Morse and I teach a lot of the same things, but on some issues, we differ, but these are not issues subject to opinion... they are clearly in the realm of objective facts. I take a "first things first" approach to health restoration. Morse does not. His approach is akin to the "do this to deal with this and do that to deal with that" approach used by the medical model, only Morse uses herbs. And he is against nutritional supplements (which should be a red flag but isn't to a lot of people who are ignorant of the facts surrounding nutritional supplements). These aspects of his teachings have the potential to harm people. Yes, the use of herbs can appear to help which is why herbs have their devoted fans, but if there was a better approach that also would have been helpful but with no downsides, isn't that preferable? Of course it is. But have you ever tried to convince someone who was helped by pharma drugs that there was also a downside to using them and they really weren't addressing the underlying cause of their problem, but your words fell on deaf ears (because the person was helped by the meds)? Well, it's the same conversation for me when I try to speak to those who are devoted to Morse because his herbs brought them relief. The herbs did not deal with the underlying cause of their problem, so on balance, not the best approach.


Morse' iodine misinformation

"Too much iodine can disrupt thyroid function..."
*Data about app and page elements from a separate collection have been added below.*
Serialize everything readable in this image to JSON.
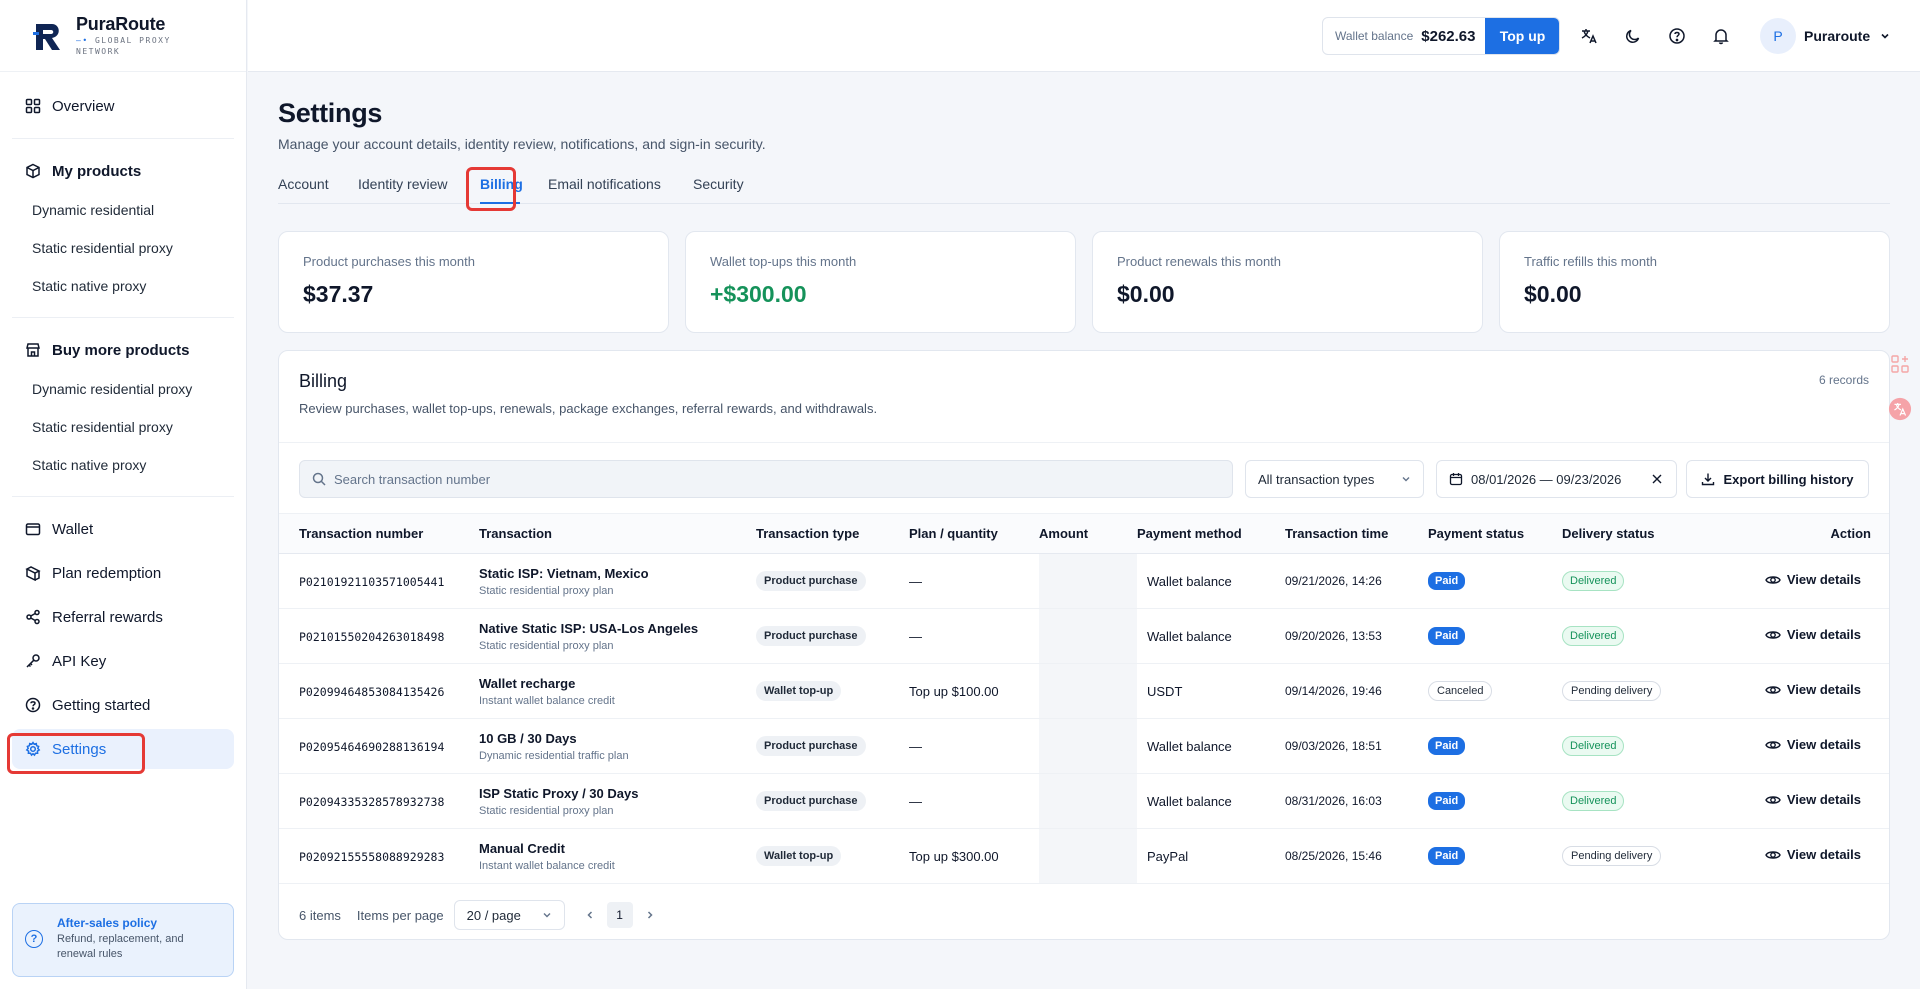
{
  "brand": {
    "name": "PuraRoute",
    "tagline_1": "GLOBAL PROXY",
    "tagline_2": "NETWORK"
  },
  "sidebar": {
    "overview": "Overview",
    "my_products": {
      "label": "My products",
      "items": [
        "Dynamic residential",
        "Static residential proxy",
        "Static native proxy"
      ]
    },
    "buy_more": {
      "label": "Buy more products",
      "items": [
        "Dynamic residential proxy",
        "Static residential proxy",
        "Static native proxy"
      ]
    },
    "wallet": "Wallet",
    "plan_redemption": "Plan redemption",
    "referral_rewards": "Referral rewards",
    "api_key": "API Key",
    "getting_started": "Getting started",
    "settings": "Settings",
    "after_sales": {
      "title": "After-sales policy",
      "desc": "Refund, replacement, and renewal rules"
    }
  },
  "topbar": {
    "wallet_label": "Wallet balance",
    "wallet_value": "$262.63",
    "topup_label": "Top up",
    "user_initial": "P",
    "user_name": "Puraroute"
  },
  "page": {
    "title": "Settings",
    "description": "Manage your account details, identity review, notifications, and sign-in security.",
    "tabs": [
      "Account",
      "Identity review",
      "Billing",
      "Email notifications",
      "Security"
    ],
    "active_tab": "Billing"
  },
  "stats": [
    {
      "label": "Product purchases this month",
      "value": "$37.37"
    },
    {
      "label": "Wallet top-ups this month",
      "value": "+$300.00"
    },
    {
      "label": "Product renewals this month",
      "value": "$0.00"
    },
    {
      "label": "Traffic refills this month",
      "value": "$0.00"
    }
  ],
  "billing": {
    "title": "Billing",
    "description": "Review purchases, wallet top-ups, renewals, package exchanges, referral rewards, and withdrawals.",
    "records": "6 records",
    "search_placeholder": "Search transaction number",
    "type_filter": "All transaction types",
    "date_range": "08/01/2026 — 09/23/2026",
    "export_label": "Export billing history",
    "columns": [
      "Transaction number",
      "Transaction",
      "Transaction type",
      "Plan / quantity",
      "Amount",
      "Payment method",
      "Transaction time",
      "Payment status",
      "Delivery status",
      "Action"
    ],
    "rows": [
      {
        "number": "P02101921103571005441",
        "name": "Static ISP: Vietnam, Mexico",
        "sub": "Static residential proxy plan",
        "type": "Product purchase",
        "plan": "—",
        "amount": "",
        "method": "Wallet balance",
        "time": "09/21/2026, 14:26",
        "pay_status": "Paid",
        "delivery": "Delivered",
        "action": "View details"
      },
      {
        "number": "P02101550204263018498",
        "name": "Native Static ISP: USA-Los Angeles",
        "sub": "Static residential proxy plan",
        "type": "Product purchase",
        "plan": "—",
        "amount": "",
        "method": "Wallet balance",
        "time": "09/20/2026, 13:53",
        "pay_status": "Paid",
        "delivery": "Delivered",
        "action": "View details"
      },
      {
        "number": "P02099464853084135426",
        "name": "Wallet recharge",
        "sub": "Instant wallet balance credit",
        "type": "Wallet top-up",
        "plan": "Top up $100.00",
        "amount": "",
        "method": "USDT",
        "time": "09/14/2026, 19:46",
        "pay_status": "Canceled",
        "delivery": "Pending delivery",
        "action": "View details"
      },
      {
        "number": "P02095464690288136194",
        "name": "10 GB / 30 Days",
        "sub": "Dynamic residential traffic plan",
        "type": "Product purchase",
        "plan": "—",
        "amount": "",
        "method": "Wallet balance",
        "time": "09/03/2026, 18:51",
        "pay_status": "Paid",
        "delivery": "Delivered",
        "action": "View details"
      },
      {
        "number": "P02094335328578932738",
        "name": "ISP Static Proxy / 30 Days",
        "sub": "Static residential proxy plan",
        "type": "Product purchase",
        "plan": "—",
        "amount": "",
        "method": "Wallet balance",
        "time": "08/31/2026, 16:03",
        "pay_status": "Paid",
        "delivery": "Delivered",
        "action": "View details"
      },
      {
        "number": "P02092155558088929283",
        "name": "Manual Credit",
        "sub": "Instant wallet balance credit",
        "type": "Wallet top-up",
        "plan": "Top up $300.00",
        "amount": "",
        "method": "PayPal",
        "time": "08/25/2026, 15:46",
        "pay_status": "Paid",
        "delivery": "Pending delivery",
        "action": "View details"
      }
    ],
    "pager": {
      "items": "6 items",
      "per_page_label": "Items per page",
      "per_page_value": "20 / page",
      "current_page": "1"
    }
  },
  "colors": {
    "accent": "#1d6fe3",
    "positive": "#15925a",
    "highlight": "#e53935"
  }
}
This is incorrect. Morse has demonstrated in his videos that he is "iodine illiterate". It is obvious (to an iodine literate practitioner) that he has not taken the time to research the subject thoroughly. His definition of "too much iodine" does not square with reality. And a normal amount of iodine can harm the body if the person was also low in iodine's co-factor nutrients. But he doesn't know this because he is not iodine literate.

"Intakes of up to 500 micrograms a day of iodine are unlikely to cause harm."

What about the women with breast cancer who are taking 400 times that amount (200 mg a day) and who aren't negatively affected, and instead it helps resolve their breast cancer (and does not harm their thyroid). And what about all the people who've normalized their iodine levels and are taking 24 times that amount (12 mg) on a daily basis as a maintenance amount for years with no damage to their thyroids? And BTW, 12 mg is 80 times the RDI for iodine. Hmmm.

"Great sources of iodine are: figs, cranberries, strawberries, prunes, beans (lima, green, spring), seaweed, spinach, almonds, broccoli, fennel, whole grains, kale, watercress, coconut oil, organic potatoes w/skin."

This demonstrates that he and his assistants don't know what they are talking about. That should say, "The foods that should be good sources of iodine but aren't are...". How do we know this? Easy! Nutritional assays. You can't argue with those, but the people who choose to believe what they want to believe will. Amazing. The one exception is seaweed, but it must be fresh (wet) seaweed, like the Japanese eat. Dried seaweed contains no iodine. But fresh seaweed only contains a maintenance amount of iodine, not a therapeutic amount needed to address an iodine deficiency.

"...the best plants - plants grown on iodine-rich soil…"

Where are these soils? They don't exist. They did 100,000 years ago (but not everywhere), but today they don't; not any agri-industry soils. How do we know for 100% sure? Soil assays... i.e., science. And empirically we can know this from all those people who eat all the foods mentioned above that Morse and his assistants list as "great" sources of iodine, but these people have iodine deficiencies.

"If you need my help w/natural healing, transitioning to #vegan / raw / #fruitarian detox #diet, or iridology, contact me..."

Just thought I'd throw this in for good measure...



Here are a few articles that shine a light on this important topic...